● DATASET RECORDS:
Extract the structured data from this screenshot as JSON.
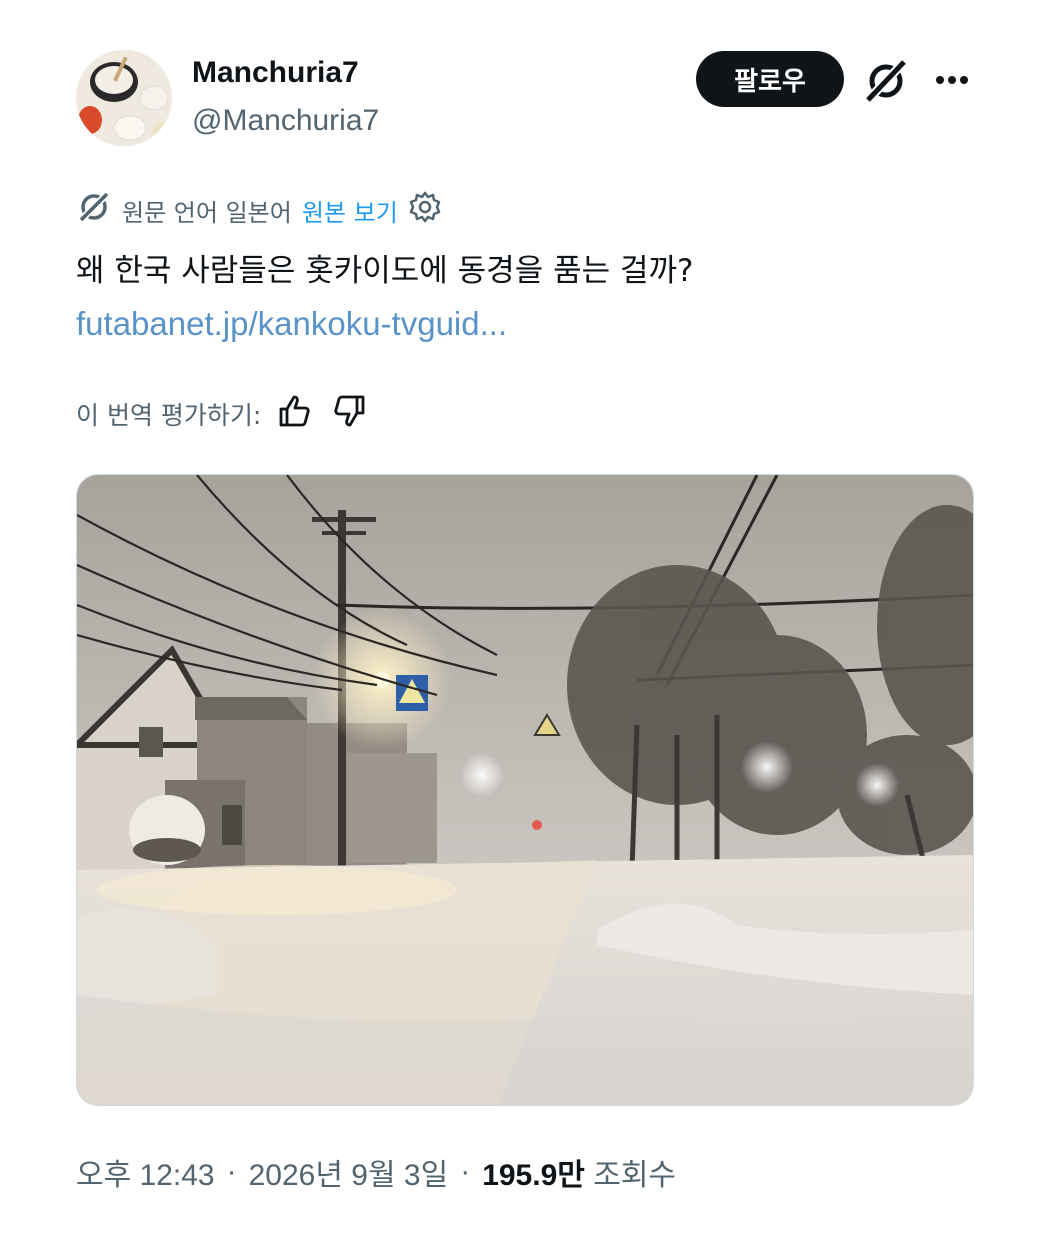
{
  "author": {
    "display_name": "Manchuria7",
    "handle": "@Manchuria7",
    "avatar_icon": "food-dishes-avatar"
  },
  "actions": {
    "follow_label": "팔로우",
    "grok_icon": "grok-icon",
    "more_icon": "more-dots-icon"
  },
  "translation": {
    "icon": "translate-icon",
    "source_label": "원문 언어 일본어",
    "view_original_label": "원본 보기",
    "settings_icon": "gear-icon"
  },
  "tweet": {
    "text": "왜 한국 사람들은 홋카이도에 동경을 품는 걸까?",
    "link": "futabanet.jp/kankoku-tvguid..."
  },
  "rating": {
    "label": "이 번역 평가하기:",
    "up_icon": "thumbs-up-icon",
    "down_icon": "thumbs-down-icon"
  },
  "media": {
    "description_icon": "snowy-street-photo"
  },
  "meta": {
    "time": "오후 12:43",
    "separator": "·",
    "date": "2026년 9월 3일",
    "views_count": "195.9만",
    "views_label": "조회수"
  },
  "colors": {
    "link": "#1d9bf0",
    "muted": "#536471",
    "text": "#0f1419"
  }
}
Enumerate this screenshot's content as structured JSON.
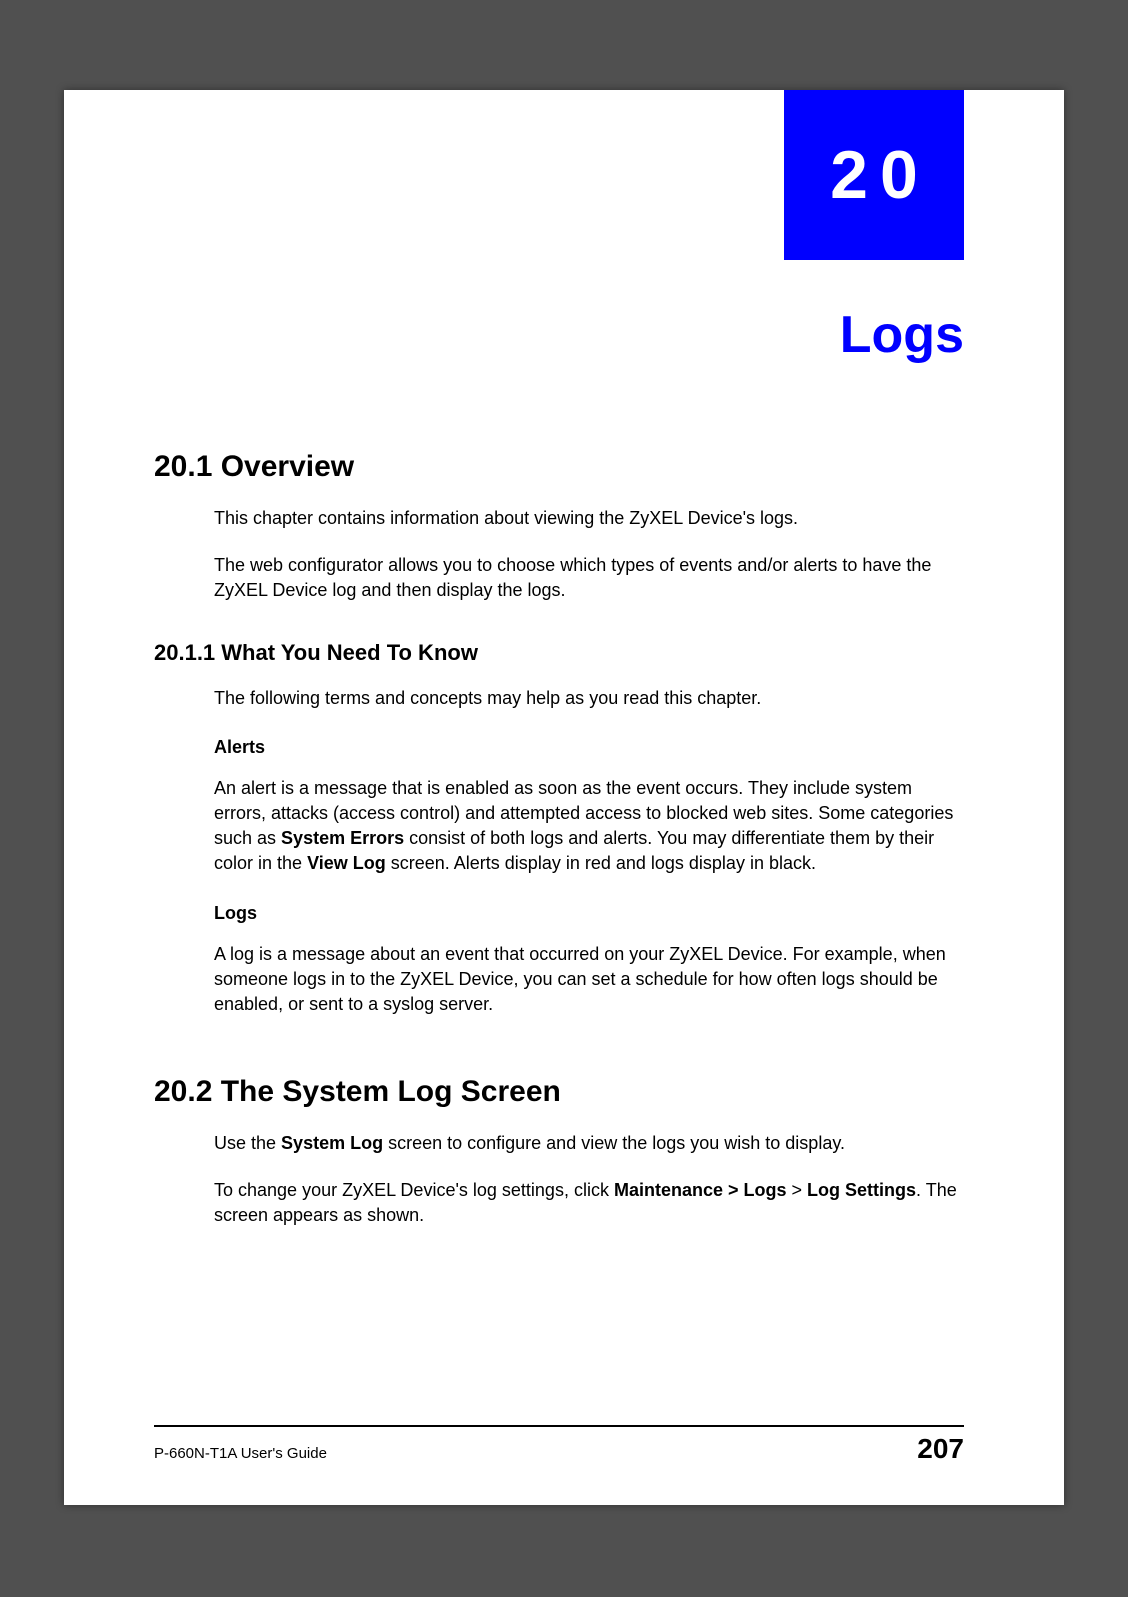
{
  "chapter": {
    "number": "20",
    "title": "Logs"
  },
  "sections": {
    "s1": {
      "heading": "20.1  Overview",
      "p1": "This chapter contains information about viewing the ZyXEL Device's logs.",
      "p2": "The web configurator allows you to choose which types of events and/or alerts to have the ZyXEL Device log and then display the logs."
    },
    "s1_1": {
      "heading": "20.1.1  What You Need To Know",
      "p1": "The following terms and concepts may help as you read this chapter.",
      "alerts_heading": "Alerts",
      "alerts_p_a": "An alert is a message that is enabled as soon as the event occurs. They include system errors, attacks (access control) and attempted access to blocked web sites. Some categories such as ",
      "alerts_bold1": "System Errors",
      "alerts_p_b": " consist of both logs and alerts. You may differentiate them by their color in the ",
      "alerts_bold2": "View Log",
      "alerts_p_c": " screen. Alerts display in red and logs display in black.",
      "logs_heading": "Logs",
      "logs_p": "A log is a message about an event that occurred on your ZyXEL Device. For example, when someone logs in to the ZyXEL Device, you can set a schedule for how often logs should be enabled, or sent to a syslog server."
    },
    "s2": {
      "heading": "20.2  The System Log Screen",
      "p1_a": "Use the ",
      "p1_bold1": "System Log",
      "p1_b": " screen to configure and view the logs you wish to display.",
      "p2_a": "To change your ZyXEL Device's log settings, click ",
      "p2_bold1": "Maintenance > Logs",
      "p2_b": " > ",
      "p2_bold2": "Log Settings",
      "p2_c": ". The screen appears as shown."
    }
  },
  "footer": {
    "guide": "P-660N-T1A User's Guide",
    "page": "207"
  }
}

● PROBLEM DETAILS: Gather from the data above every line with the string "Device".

● EXERCISE ANSWER:
      "p1": "This chapter contains information about viewing the ZyXEL Device's logs.",
      "p2": "The web configurator allows you to choose which types of events and/or alerts to have the ZyXEL Device log and then display the logs."
      "logs_p": "A log is a message about an event that occurred on your ZyXEL Device. For example, when someone logs in to the ZyXEL Device, you can set a schedule for how often logs should be enabled, or sent to a syslog server."
      "p2_a": "To change your ZyXEL Device's log settings, click ",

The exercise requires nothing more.